While I should be writing

First impressions

First impressions are, I know, very important. When it comes to fully mastering English greetings I had closely studied the first chapter in Watching the English – The Hidden Rules of English Behaviour.

It came as a relief to find the chapter, since all my previous knowledge on English greeting etiquette came from Julian Fellowes novel Past Imperfect. In said novel, part of the plot depends upon the correct way to greet new people: “How do you do?” – “How do you do?”. As in not the vulgar “nice to meet you”. I had a strange feeling, howver, that it might not be quite up to date, and in any case, it depended on the person I met to actually begin the conversation with a “How do you do”, which I have yet to experience anyone actually doing.

So I turned to Kate Fox to update my knowledge.

Under the heading The Rules of Introduction it stated the following about the English greetings:

Number 1: The Awkwardness Rules

As it is, our introductions tend to be uncomfortable, clumsy and inelegant. (…)

The French custom of a kiss on each cheek has become popular among the chattering classes and some of the middle- and upper-middle-class groups, but is regarded as silly and pretentious by many other sections of society (…) Even in the social circles where cheek-kissing is acceptable one can still never be entirely sure whether one kiss or two is required, resulting in much awkward hesitation and bumping as the parties try to second-guess each other.

Handshakes are now the norm in business introduction – or rather, they are the norm when people in business are introduced to each other for the first time. Note, though, that the English handshake is always somewhat awkward, very brief, performed ‘at arm’s lenght’, and without any of the spare-hand involvement – clasping, forearm patting, etc. – found in less inhibited cultures. (…) At subsequent meetings, particularly as business contacts get to know each other better, a handskae greeting often starts to seem too formal, but cheeck-kisses would be too informal (…). Hands are half-extended and then withdrawn or turned into a sort of vague wave; there may be awkward, hesitant moves towards a cheeck-kiss or some other form of physical contact as an arm-touch – as no contact at all feels a bit unfriendly – but these are also often aborted half-way.

This was not encouraging, since the only acceptable Swedish way of greeting is the half-hearted, embarrassed hug. Cheek-kisses confuse us, handshakes might be fine in strictly first-time-business-meetings, but anything more informal than meeting your boss for the first time requires a hug. And she didn’t even mention them, presumably considering them much too personal.

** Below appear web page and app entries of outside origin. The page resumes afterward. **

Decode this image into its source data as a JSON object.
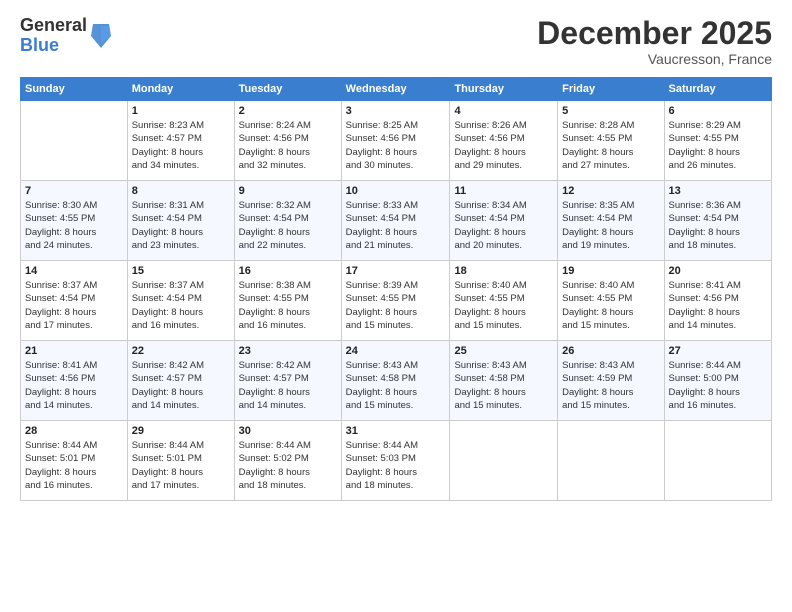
{
  "logo": {
    "general": "General",
    "blue": "Blue"
  },
  "header": {
    "month": "December 2025",
    "location": "Vaucresson, France"
  },
  "weekdays": [
    "Sunday",
    "Monday",
    "Tuesday",
    "Wednesday",
    "Thursday",
    "Friday",
    "Saturday"
  ],
  "weeks": [
    [
      {
        "day": "",
        "detail": ""
      },
      {
        "day": "1",
        "detail": "Sunrise: 8:23 AM\nSunset: 4:57 PM\nDaylight: 8 hours\nand 34 minutes."
      },
      {
        "day": "2",
        "detail": "Sunrise: 8:24 AM\nSunset: 4:56 PM\nDaylight: 8 hours\nand 32 minutes."
      },
      {
        "day": "3",
        "detail": "Sunrise: 8:25 AM\nSunset: 4:56 PM\nDaylight: 8 hours\nand 30 minutes."
      },
      {
        "day": "4",
        "detail": "Sunrise: 8:26 AM\nSunset: 4:56 PM\nDaylight: 8 hours\nand 29 minutes."
      },
      {
        "day": "5",
        "detail": "Sunrise: 8:28 AM\nSunset: 4:55 PM\nDaylight: 8 hours\nand 27 minutes."
      },
      {
        "day": "6",
        "detail": "Sunrise: 8:29 AM\nSunset: 4:55 PM\nDaylight: 8 hours\nand 26 minutes."
      }
    ],
    [
      {
        "day": "7",
        "detail": "Sunrise: 8:30 AM\nSunset: 4:55 PM\nDaylight: 8 hours\nand 24 minutes."
      },
      {
        "day": "8",
        "detail": "Sunrise: 8:31 AM\nSunset: 4:54 PM\nDaylight: 8 hours\nand 23 minutes."
      },
      {
        "day": "9",
        "detail": "Sunrise: 8:32 AM\nSunset: 4:54 PM\nDaylight: 8 hours\nand 22 minutes."
      },
      {
        "day": "10",
        "detail": "Sunrise: 8:33 AM\nSunset: 4:54 PM\nDaylight: 8 hours\nand 21 minutes."
      },
      {
        "day": "11",
        "detail": "Sunrise: 8:34 AM\nSunset: 4:54 PM\nDaylight: 8 hours\nand 20 minutes."
      },
      {
        "day": "12",
        "detail": "Sunrise: 8:35 AM\nSunset: 4:54 PM\nDaylight: 8 hours\nand 19 minutes."
      },
      {
        "day": "13",
        "detail": "Sunrise: 8:36 AM\nSunset: 4:54 PM\nDaylight: 8 hours\nand 18 minutes."
      }
    ],
    [
      {
        "day": "14",
        "detail": "Sunrise: 8:37 AM\nSunset: 4:54 PM\nDaylight: 8 hours\nand 17 minutes."
      },
      {
        "day": "15",
        "detail": "Sunrise: 8:37 AM\nSunset: 4:54 PM\nDaylight: 8 hours\nand 16 minutes."
      },
      {
        "day": "16",
        "detail": "Sunrise: 8:38 AM\nSunset: 4:55 PM\nDaylight: 8 hours\nand 16 minutes."
      },
      {
        "day": "17",
        "detail": "Sunrise: 8:39 AM\nSunset: 4:55 PM\nDaylight: 8 hours\nand 15 minutes."
      },
      {
        "day": "18",
        "detail": "Sunrise: 8:40 AM\nSunset: 4:55 PM\nDaylight: 8 hours\nand 15 minutes."
      },
      {
        "day": "19",
        "detail": "Sunrise: 8:40 AM\nSunset: 4:55 PM\nDaylight: 8 hours\nand 15 minutes."
      },
      {
        "day": "20",
        "detail": "Sunrise: 8:41 AM\nSunset: 4:56 PM\nDaylight: 8 hours\nand 14 minutes."
      }
    ],
    [
      {
        "day": "21",
        "detail": "Sunrise: 8:41 AM\nSunset: 4:56 PM\nDaylight: 8 hours\nand 14 minutes."
      },
      {
        "day": "22",
        "detail": "Sunrise: 8:42 AM\nSunset: 4:57 PM\nDaylight: 8 hours\nand 14 minutes."
      },
      {
        "day": "23",
        "detail": "Sunrise: 8:42 AM\nSunset: 4:57 PM\nDaylight: 8 hours\nand 14 minutes."
      },
      {
        "day": "24",
        "detail": "Sunrise: 8:43 AM\nSunset: 4:58 PM\nDaylight: 8 hours\nand 15 minutes."
      },
      {
        "day": "25",
        "detail": "Sunrise: 8:43 AM\nSunset: 4:58 PM\nDaylight: 8 hours\nand 15 minutes."
      },
      {
        "day": "26",
        "detail": "Sunrise: 8:43 AM\nSunset: 4:59 PM\nDaylight: 8 hours\nand 15 minutes."
      },
      {
        "day": "27",
        "detail": "Sunrise: 8:44 AM\nSunset: 5:00 PM\nDaylight: 8 hours\nand 16 minutes."
      }
    ],
    [
      {
        "day": "28",
        "detail": "Sunrise: 8:44 AM\nSunset: 5:01 PM\nDaylight: 8 hours\nand 16 minutes."
      },
      {
        "day": "29",
        "detail": "Sunrise: 8:44 AM\nSunset: 5:01 PM\nDaylight: 8 hours\nand 17 minutes."
      },
      {
        "day": "30",
        "detail": "Sunrise: 8:44 AM\nSunset: 5:02 PM\nDaylight: 8 hours\nand 18 minutes."
      },
      {
        "day": "31",
        "detail": "Sunrise: 8:44 AM\nSunset: 5:03 PM\nDaylight: 8 hours\nand 18 minutes."
      },
      {
        "day": "",
        "detail": ""
      },
      {
        "day": "",
        "detail": ""
      },
      {
        "day": "",
        "detail": ""
      }
    ]
  ]
}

My only option was to really go for the general awkward-confused-embarrassed greeting, hopefully mistaken for Englishness, and possibly combining an aborted hug, a confused second-guessed cheek-kiss, and a hand shake.

I am happy to say that I got the confused-embarrassed-awkwardness at my first try.

After the greetings, things were much more unclear. Gossip apparently takes up some 65 % of the conversation (same for both men and women), but that was hardly applicable here since I don’t know anyone to gossip with them about. Next up, under the promising heading Female Bonding (perfect!), was The Counter-compliment Rule.

The Counter-compliment Rule states that English female bonding-talk often starts with a ritual exchange of compliments. The trick here is apparantly never to accept them. “Your hair looks great” – “No, no, I only wish I had hair like yours. And that’s a lovely dress!” – “This old thing? It makes me look …” etc.

I duly followed it, but since both Becky and Louise began with kind compliments about my book, I ended up telling them that I couldn’t write at all, and that theirs were much better, which was a, incomprehensible since they haven’t, as far as I know, written a book and b, perhaps not a great thing to say to your publisher and publicist.

Oh well.

At least I was on firm ground when it came to goodbyes. Kate Fox has a lot to say there, mainly that there should be a lot of them, dragging on, never really finishing, suddenly starting all over again, etc., so that when guests finaly leave, everyone is instantly relieved and says something like “Pew, I thought she’d never leave” or “Finally!”

I am proud to report that I managed that one quite well.

Ps. Weather talk! Very difficult as a foreigner. I’ve tried both commiserating and complimenting the rainy, grey February day, but any bemoaning the weather as a foreigner is, as Kate Fox points out, an insult to all true and noble patriotic feelings, and any attempt to flatter them about their English weather on a grey and rainy February day makes you look, well, bat-crazy. But the sun is shining today, so might have more success.

Buy Watching the English here, if you too want to try to blend in as an Englishman.